- _Task requirements_
The answer must be every line of the records in which the string "JSON" appears.

- _Supplied data_
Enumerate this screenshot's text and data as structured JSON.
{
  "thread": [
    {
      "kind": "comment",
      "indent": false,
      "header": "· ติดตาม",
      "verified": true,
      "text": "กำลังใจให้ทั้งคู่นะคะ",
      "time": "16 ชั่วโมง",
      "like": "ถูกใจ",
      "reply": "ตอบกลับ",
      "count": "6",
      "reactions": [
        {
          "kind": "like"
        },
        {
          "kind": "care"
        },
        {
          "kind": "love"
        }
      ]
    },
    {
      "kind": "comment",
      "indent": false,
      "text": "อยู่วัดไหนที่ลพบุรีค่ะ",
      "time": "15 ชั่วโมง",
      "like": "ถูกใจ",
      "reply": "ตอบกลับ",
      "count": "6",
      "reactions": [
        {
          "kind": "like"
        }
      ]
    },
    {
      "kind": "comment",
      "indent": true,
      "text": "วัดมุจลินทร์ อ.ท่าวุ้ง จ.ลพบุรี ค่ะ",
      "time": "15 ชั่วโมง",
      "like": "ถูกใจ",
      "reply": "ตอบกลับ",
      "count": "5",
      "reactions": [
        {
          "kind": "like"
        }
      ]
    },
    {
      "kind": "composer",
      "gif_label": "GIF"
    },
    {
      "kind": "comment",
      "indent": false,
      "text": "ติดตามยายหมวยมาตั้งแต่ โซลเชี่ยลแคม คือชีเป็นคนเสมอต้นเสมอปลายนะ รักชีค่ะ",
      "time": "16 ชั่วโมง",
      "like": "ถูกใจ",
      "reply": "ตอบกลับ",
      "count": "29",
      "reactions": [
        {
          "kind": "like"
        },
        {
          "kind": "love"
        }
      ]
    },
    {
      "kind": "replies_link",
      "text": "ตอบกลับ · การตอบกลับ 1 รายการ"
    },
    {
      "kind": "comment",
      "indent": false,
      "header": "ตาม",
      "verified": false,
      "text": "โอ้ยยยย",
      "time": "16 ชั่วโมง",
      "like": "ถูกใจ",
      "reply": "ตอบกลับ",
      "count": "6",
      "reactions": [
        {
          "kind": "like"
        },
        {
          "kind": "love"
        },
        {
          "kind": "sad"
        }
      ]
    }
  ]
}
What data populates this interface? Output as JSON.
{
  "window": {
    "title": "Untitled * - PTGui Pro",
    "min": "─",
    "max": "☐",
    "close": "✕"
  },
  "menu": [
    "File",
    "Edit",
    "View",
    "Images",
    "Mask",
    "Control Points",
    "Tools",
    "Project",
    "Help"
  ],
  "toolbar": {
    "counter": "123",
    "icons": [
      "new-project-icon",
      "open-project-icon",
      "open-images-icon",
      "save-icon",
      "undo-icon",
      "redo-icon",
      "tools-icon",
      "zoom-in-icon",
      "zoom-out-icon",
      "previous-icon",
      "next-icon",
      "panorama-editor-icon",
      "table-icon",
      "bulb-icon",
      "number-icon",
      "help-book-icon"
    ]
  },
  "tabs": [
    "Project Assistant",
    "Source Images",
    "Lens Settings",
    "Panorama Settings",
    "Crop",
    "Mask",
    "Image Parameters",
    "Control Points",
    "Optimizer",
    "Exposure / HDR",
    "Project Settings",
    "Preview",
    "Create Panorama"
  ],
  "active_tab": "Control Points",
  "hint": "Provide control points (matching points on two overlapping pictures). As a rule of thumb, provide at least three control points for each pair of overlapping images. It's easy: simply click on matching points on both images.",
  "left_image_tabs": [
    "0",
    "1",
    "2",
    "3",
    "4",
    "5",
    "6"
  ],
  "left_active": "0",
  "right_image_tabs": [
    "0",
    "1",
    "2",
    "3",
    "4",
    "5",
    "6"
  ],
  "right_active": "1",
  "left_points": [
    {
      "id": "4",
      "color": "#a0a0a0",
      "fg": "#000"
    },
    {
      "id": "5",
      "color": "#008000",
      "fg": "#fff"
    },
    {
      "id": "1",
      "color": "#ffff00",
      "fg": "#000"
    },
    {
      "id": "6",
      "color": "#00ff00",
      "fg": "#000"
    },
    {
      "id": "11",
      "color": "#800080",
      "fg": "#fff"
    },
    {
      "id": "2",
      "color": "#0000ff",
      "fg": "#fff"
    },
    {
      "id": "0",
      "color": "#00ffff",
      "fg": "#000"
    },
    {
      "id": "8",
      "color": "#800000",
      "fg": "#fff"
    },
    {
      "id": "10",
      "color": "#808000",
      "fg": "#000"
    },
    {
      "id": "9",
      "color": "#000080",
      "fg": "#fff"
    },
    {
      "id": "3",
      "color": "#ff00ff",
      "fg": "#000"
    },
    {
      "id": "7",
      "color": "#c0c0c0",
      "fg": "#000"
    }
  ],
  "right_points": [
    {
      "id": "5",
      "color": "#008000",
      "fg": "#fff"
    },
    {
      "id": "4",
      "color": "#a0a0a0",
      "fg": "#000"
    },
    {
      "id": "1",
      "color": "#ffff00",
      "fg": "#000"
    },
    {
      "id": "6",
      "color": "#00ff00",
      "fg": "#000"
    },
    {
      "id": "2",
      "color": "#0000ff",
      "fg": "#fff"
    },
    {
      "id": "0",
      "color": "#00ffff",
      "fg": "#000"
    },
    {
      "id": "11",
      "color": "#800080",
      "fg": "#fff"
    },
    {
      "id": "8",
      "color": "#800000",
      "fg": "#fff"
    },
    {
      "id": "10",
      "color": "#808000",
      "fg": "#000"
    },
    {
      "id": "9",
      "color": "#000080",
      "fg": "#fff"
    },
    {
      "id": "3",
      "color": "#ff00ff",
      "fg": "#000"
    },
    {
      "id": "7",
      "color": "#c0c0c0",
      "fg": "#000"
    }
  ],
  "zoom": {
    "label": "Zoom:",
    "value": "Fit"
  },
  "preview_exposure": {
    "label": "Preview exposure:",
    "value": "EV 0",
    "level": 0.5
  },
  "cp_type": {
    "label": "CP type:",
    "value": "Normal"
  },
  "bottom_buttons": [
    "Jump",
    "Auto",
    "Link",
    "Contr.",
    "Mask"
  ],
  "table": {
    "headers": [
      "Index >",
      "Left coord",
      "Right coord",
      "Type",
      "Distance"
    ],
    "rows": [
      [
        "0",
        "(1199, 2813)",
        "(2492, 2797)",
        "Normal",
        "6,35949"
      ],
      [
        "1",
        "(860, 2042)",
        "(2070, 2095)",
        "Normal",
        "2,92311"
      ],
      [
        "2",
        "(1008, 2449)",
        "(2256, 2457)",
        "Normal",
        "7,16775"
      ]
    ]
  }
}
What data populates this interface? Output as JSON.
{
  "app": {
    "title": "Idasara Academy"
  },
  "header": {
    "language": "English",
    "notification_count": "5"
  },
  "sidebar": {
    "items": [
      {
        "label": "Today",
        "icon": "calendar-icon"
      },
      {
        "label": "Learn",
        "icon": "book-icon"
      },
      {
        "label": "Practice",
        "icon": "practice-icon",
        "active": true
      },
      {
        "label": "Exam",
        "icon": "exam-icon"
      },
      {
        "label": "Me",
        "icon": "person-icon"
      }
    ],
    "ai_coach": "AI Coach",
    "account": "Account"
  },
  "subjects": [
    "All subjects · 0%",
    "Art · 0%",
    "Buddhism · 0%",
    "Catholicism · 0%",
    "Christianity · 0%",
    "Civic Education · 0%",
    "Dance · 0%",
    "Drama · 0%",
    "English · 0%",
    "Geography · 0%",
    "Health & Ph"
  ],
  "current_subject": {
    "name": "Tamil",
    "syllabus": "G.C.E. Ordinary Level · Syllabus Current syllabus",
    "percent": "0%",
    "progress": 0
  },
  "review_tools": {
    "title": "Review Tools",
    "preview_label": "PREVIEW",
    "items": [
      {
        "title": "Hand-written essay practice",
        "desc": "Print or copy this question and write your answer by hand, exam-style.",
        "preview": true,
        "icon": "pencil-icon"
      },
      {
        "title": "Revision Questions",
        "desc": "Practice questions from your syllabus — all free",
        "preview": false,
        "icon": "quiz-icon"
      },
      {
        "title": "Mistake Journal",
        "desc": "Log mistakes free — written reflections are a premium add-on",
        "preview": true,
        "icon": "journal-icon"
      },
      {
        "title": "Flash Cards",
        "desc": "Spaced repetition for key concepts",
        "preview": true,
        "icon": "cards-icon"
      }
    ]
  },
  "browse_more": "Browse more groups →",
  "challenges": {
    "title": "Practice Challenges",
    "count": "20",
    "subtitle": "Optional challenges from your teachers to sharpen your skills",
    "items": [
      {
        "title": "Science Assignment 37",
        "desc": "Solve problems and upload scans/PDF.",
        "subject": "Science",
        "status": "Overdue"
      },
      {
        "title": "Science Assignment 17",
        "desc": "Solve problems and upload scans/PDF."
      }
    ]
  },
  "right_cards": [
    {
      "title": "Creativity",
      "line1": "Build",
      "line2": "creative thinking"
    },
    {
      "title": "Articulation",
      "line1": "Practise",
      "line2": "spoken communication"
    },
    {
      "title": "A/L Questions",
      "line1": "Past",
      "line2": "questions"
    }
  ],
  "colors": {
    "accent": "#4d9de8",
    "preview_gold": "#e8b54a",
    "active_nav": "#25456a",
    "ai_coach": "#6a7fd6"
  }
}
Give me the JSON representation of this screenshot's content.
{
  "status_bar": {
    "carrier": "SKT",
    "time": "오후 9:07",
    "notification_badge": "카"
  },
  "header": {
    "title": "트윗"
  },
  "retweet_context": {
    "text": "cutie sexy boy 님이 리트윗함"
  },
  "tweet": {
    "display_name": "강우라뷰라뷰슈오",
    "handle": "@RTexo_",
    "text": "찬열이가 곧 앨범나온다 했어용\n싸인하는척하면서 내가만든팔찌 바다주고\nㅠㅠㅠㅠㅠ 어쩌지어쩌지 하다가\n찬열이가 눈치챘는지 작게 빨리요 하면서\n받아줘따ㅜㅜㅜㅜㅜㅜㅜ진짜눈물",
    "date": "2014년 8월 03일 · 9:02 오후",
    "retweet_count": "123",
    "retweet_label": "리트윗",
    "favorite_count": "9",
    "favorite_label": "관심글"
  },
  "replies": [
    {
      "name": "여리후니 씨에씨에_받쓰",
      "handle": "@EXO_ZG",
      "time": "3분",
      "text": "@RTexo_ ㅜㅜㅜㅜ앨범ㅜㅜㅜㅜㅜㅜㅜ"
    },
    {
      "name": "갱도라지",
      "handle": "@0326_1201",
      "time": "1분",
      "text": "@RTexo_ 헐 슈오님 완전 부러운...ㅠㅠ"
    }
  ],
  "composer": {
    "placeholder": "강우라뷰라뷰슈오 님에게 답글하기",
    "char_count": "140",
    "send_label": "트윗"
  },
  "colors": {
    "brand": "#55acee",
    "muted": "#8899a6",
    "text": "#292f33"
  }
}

- _Expected answer_
Enumerate this screenshot's text and data as structured JSON.
What data populates this interface? Output as JSON.
What data populates this interface? Output as JSON.
Give me the JSON representation of this screenshot's content.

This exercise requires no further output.